How do you organize your collection? – Linus Lee
This is actually true when it comes to my single issues, but I am guessing that would not be an adequate answer. I used to organize everything alphabetically, but with the rise of my comic book garage sales, it’s largely become two melting pots of sections in my long boxes. One are the comics I am fine selling. Those are all organized numerically in sections, but there is zero rhyme or reason as to what is with what. The other are the comics I am keeping. And simply because I want to keep my boxes filled but not too filled, there isn’t a lot of logic behind how those are all together. Newer comics are largely together, and some boxes are favored creator-owned or independent comics. Two boxes are just Uncanny X-Men. But besides straight numbered order, my single issues are largely organizational anarchy, with little thinking behind what is what (see: a box that is four different Wolverine-centric books…and Jeff Smith’s Bone).
Trades and graphic novels are a different story. I have three eight space bookcases and one giant 25 space bookcase for those. One of the eight spacers is dedicated to Marvel/DC, and for those, they’re organized by title with the two publishers separated. And when I say by title, I mean by title within fiefdoms, i.e. all X-Men comics are together, even if it says “New Mutants” on it or whatever. The remainder is non-Marvel/DC comics, and there are two sections within that. One are the titles I only have one book from the creator on. Those are organized by creator name or title simultaneously, and that is purely based on which I remember first. The rest – all of which are comics I have multiple volumes of from the same creator – are organized by the dominant creator in my brain. Sometimes that’s the writer. Other times it’s the artist. It’s considerably simpler when it’s a cartoonist, because then I don’t have to choose.
But that’s the gist of it. But then I have my manga and oversized releases on top of the two indie/creator-owned bookcases, and those are again organized by volume number. I also have my spinner racks, which are organized autobiographically, as I walked through recently. It probably wouldn’t make sense to others, especially considering how there are nuances and subjectivity to it. But it’s how I do it!
You’ve mentioned the omnibus (omnibi?) is your least favourite format for reading comics. What’s your favourite format for reading and collecting? I’ve recently decided to wait a bit longer for certain series to come out in larger formats, for example the hardcover edition of Something Is Killing the Children, which collects three TPBs’ worth of comics, instead of picking up individual TPBs. How long are you willing to wait, to see if a series will be released in your preferred format? – Tjas Debeljak
My favorite format to read in is, effectively, the graphic novel.
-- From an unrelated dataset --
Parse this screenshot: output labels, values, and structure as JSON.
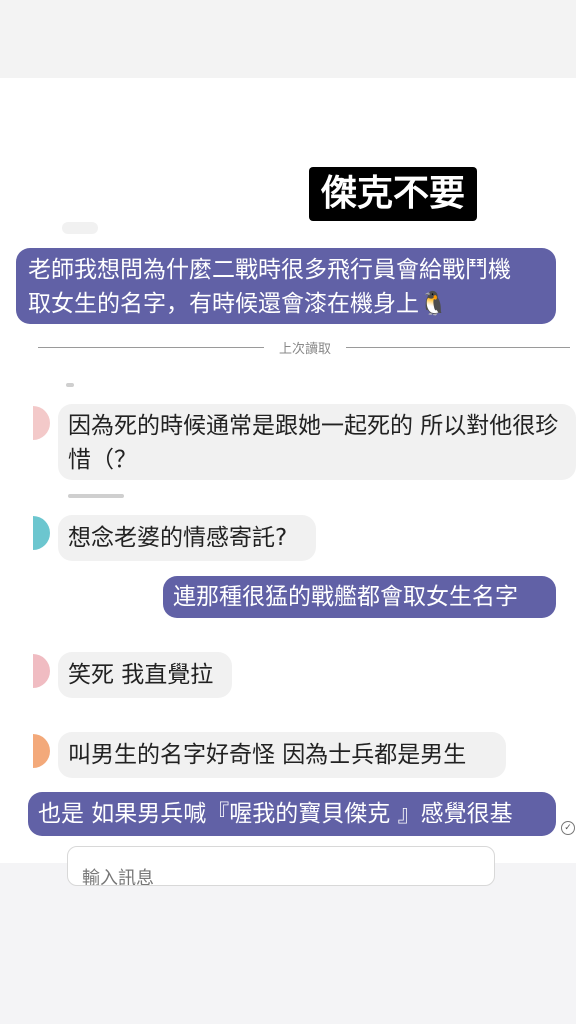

And by that, I mean just the all-in-one, single story book designed for that format rather than comics. That’s cheating relative to the question, though.
My favorite version of collected comics, though, would be a hardcover collection that would collect, say, ten issues, max. In fact, I’ll give you a perfect example: the Paper Girls hardcovers. That’s the best format in my mind. Substantial production value. Enough issues to get a hefty read but not enough to feel overwhelming. Won’t crush you to death under the weight of the book. It’s great!
That said, I won’t wait for that. My broken comic book brain reads single issues for highest priority reads, simply because the urgency required to get on the story immediately. I occasionally trade wait, but never for stories I’m urgently excited for. So I’m not willing to wait. I will buy it again later on in my preferred format – see: Brubaker and Phillips joints – but I won’t wait.